  • 08 February 2018


7 December 2017 was the last sitting day of the Commonwealth Parliament last year. The media spotlight understandably was on the historic vote in the parliament giving the go ahead to same sex marriage.

Meanwhile, the pressure was on Labor's Sam Dastyari to resign from the Senate in the wake of his dealings with Chinese business interests and of his political actions which may have been influenced by such dealings. Also, both sides of politics were having to admit that they had received significant donations from Chinese businessman Huang Xiangmo. Immediately following the bipartisan euphoria on the passage of the same sex marriage legislation, Prime Minister Malcolm Turnbull introduced to the House of Representatives a series of bills including the very shoddily drafted Foreign Influence Transparency Scheme Bill 2017.

He told Parliament that the government was sticking to three principles: 'we are focused on the activities of foreign states and their agents in Australia and not the loyalties of Australians who happen to be from a foreign country'; 'interference is unacceptable from any country whether you might think of it as friend, foe or ally'; and 'we will not tolerate foreign influence activities that are in any way covert, coercive or corrupt'. He asserted, 'That is the line that separates legitimate influence from unacceptable interference.'

These three principles are fine. But the proposed legislation goes well beyond these principles. The line has not been well drawn. The legislation defines 'registrable activities' and then sets out a series of exemptions. The web of registrable activities is impossibly wide. The public servants trying to explain the operation of the bill gave an example of a priest preaching against euthanasia, asserting that 'the priest's position is consistent with the Catholic Church's position on voluntary euthanasia, as determined by Vatican City' and would thus be a registrable activity because the Vatican is a foreign government. But this registrable activity would then be exempt. They explained that the 'exemption seeks to avoid the activities of the churches affiliated with foreign government, such as the Catholic Church, being registrable under the scheme'. The drafters of the legislation have an Orwellian view that Catholics operate at the direction of foreign operatives.

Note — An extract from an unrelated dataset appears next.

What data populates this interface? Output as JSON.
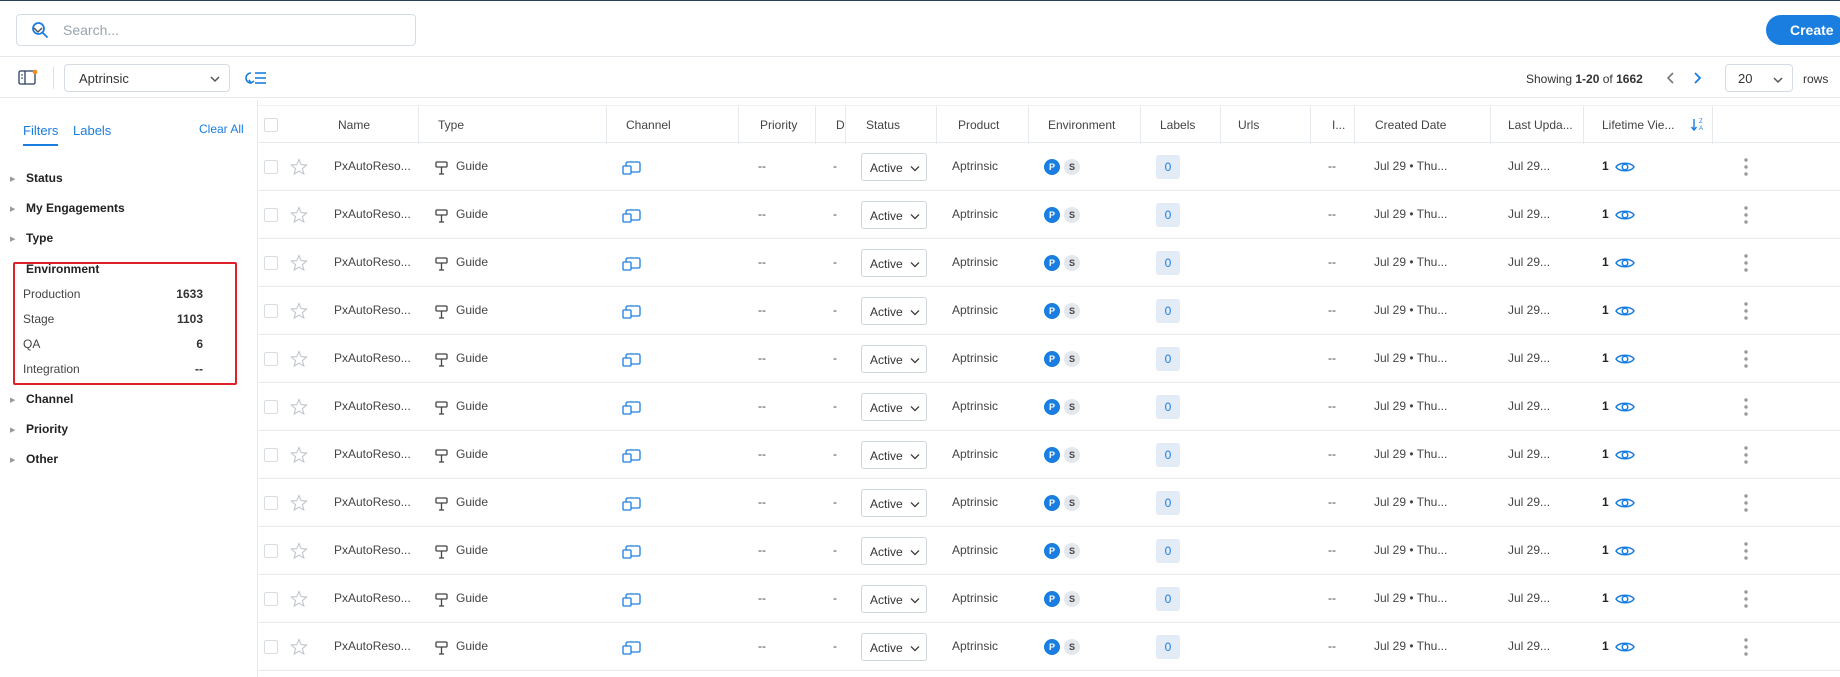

The government hoped that the public consultation on this legislation would be complete before both Houses of Parliament resumed on 5 February 2018. But the shoddy drafting has occasioned such public concern that Andrew Hastie who is chairing the Parliamentary